Next was strategizing the wake up time, leave time and depart location. Wake up time ended up being 4:20 am, leaving the house at 5am. I say "depart location" because having scouted various sections of the rail trail (the most dependable and safest commuting route for me), I knew I was going to be dealing with some rather terrible conditions. It was due to rain that night, then shift to snow later in the afternoon after getting windy - and what was already there, wasn't good.

Past winter-time riding experience also told me that no matter how I'm dressed, if the temps are between 20-40 degrees, I'm good for about 90 minutes of exposure. Less than 20 degrees, and I had better limit my time to 60 minutes or less. Knowing that the route was going to be wet and icy, I guessed at my average speed to be around 10mph, which would leave me with too long of a time to be out on the trail if I left right from home. Also knowing that the trail is not plowed north of 14 mile road, (the first 4 miles of my ride) it would likely spell disaster for a "fun commute" into work. I made the decision to rack the bike and drive to Rockford for my departure there. "Cheating!" some of you say, but wait a minute...I make the rules here! And, what the hell were you doing on January 26 - uh huh - commuting in your warm, comfy, leather encased seat listening to talk radio and screaming at idiots on the road. Sounds great, I'm sooooo jealous. (At least, that's how I talked myself into doing this.)

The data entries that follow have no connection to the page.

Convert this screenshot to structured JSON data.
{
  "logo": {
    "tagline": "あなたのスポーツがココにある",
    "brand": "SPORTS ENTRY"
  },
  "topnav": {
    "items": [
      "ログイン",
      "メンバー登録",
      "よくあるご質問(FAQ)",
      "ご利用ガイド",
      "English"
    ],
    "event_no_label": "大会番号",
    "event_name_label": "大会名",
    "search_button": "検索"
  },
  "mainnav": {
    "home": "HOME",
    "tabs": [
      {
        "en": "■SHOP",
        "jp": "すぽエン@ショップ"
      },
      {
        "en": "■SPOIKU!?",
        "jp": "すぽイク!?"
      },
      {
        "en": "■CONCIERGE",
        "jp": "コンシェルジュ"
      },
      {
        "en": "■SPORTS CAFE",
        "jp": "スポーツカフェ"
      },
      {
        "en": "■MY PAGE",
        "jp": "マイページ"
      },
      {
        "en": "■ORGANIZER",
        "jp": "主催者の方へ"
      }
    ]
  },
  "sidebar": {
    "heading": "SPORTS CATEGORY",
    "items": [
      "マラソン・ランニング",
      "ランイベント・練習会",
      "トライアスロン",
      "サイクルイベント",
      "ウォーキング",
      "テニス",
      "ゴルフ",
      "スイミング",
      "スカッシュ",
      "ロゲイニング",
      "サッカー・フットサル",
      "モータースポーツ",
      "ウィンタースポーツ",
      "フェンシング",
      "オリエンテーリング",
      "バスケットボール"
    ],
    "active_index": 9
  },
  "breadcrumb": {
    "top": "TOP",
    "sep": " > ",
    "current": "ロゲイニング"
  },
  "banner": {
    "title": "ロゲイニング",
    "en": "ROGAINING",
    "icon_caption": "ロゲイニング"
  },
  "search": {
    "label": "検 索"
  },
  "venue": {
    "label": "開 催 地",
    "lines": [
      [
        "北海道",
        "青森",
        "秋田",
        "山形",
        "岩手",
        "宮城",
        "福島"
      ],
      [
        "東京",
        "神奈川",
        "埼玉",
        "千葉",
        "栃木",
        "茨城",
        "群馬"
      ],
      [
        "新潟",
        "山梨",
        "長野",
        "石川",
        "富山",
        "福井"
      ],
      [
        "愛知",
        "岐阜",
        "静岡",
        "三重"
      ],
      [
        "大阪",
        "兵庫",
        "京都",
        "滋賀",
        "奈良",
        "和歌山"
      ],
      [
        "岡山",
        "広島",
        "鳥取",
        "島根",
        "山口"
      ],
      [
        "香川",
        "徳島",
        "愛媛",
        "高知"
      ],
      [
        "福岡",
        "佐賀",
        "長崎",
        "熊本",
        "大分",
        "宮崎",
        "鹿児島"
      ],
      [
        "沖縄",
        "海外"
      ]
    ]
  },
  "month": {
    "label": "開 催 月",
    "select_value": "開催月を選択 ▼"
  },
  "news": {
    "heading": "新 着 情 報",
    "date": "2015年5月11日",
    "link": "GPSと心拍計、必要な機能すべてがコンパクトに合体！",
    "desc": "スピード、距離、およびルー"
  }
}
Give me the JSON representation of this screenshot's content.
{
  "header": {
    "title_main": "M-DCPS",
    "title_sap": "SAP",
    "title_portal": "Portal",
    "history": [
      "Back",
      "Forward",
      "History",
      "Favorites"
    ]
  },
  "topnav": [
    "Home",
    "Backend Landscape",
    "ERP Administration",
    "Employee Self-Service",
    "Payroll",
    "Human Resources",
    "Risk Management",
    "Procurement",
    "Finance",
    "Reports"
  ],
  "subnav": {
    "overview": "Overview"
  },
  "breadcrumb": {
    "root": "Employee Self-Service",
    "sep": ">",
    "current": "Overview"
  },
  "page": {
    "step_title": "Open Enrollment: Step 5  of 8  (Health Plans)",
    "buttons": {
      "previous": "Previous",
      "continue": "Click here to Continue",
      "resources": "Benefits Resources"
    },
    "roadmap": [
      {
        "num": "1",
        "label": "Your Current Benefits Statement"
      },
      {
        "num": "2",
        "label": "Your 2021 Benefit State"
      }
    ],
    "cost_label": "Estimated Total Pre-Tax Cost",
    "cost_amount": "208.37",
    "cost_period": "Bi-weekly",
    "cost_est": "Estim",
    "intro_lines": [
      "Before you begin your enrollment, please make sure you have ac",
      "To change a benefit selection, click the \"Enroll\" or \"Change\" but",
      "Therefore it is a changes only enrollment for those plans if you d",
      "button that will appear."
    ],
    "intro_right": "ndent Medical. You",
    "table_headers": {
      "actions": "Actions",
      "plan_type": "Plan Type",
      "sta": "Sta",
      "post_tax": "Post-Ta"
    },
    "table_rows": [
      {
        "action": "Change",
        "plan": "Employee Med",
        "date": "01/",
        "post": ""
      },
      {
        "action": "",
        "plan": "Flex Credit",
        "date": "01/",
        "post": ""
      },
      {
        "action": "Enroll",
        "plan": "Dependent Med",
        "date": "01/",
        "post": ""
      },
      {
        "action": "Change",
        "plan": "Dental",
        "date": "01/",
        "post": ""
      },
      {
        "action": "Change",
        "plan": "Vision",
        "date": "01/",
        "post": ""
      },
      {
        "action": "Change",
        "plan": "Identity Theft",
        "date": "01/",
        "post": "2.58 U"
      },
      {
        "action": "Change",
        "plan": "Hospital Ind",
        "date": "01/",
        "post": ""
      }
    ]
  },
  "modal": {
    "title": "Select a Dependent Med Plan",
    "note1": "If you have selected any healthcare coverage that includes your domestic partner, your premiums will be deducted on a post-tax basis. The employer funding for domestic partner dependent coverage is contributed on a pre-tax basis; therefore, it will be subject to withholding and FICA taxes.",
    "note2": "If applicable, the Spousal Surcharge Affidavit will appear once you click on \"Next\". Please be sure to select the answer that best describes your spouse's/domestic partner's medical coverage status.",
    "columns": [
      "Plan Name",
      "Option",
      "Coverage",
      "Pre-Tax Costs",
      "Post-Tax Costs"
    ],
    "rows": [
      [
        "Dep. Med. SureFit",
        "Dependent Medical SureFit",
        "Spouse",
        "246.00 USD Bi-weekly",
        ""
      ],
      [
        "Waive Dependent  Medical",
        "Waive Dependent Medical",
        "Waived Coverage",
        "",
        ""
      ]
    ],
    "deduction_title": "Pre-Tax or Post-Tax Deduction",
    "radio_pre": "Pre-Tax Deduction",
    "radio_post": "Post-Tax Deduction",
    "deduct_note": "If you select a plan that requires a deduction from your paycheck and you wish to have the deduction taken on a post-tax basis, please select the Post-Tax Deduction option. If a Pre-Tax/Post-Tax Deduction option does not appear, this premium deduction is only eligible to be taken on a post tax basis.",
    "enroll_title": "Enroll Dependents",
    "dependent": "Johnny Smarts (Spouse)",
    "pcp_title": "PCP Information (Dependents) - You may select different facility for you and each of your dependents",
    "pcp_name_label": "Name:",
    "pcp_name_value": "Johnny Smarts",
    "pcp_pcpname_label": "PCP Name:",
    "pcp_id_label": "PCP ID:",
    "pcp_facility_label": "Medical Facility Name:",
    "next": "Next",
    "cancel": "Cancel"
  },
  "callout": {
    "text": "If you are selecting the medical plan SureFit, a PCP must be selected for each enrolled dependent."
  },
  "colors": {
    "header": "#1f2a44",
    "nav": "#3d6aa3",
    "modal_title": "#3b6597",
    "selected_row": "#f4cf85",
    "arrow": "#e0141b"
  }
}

Entering Rockford. Wet, but pretty.

Anyways, back to the story....leaving from Rockford turned out to be a very good guesstimate on my part. Each trip took about 80 minutes, and I averaged between 10-12mph. Good pace for ice and wet conditions. Things were very wet to begin with, hard to see through my glasses. Cold, but I had all the right layers for warmth and wind/rain protection. I was actually pretty cozy. My rear fender kept my ass from getting wet. (Very important)

The first 2-3 miles were total ice. The Klondikes performed beautifully. So stable and grippy. Only inflated to 60lbs, they stayed nice and pliable and able to grip all ruts. About half way to work, the rain/snow stopped and the wind kicked in. Made it to work in super-happy spirits. What fun to brave the elements and operate on the fringes of "acceptable behavior". ha ha

Later in the day, as I watched the radar to prepare for the ride home, I saw a band of snow coming and it wasn't dissipating but building. Okay, here we go! Put the bat suit on and get out there, man!

Wasn't bad actually. Better than rain. The hardest thing about it though was that the snow was coming down thick enough to cover the road and hide all the ice. I had to rely on shadows and textures from my headlight and then by feel of my bars. Bumpy like a dirt road = ice. Smooth and the clack, clack, clack of the studs = pavement.

Saw two fat bikers, one mountain bike and a few people running/walking dogs on my way home. Everyone seemed jacked to be out in the snow when no one else was. I love the unspoken camaraderie experienced when you roll up on those people.

Early next week looks to be near 40 degrees. That will also be February. Might have to get my next month's worth of commuting within a week from now!

Leaving work.

Snowy commuter lane.

 Even snowier rail trail. No tracks, fresh snow.
This section was particularly super quiet. My favorite thing about winter riding, the silence.

My reward: Skillet Lasagna with homemade garlic toast. My wife makes a special dinner for my commutes. It just sort of started last year or so. It makes me ride faster so I can get home quicker. Its always something different and she's such a great cook.

I love her for accepting the "affliction" I have for cycling.


Welcome 2016!

Went for a good ride to start off the year with Matt Longest. We donned all our cold weather gear and battled mother nature's cold wind for a good 18 mile ride. Almost all dirt roads were snow or ice covered yet. Ice was slick - we each almost went down a few times. Surprisingly we made it up some steep hills without incident.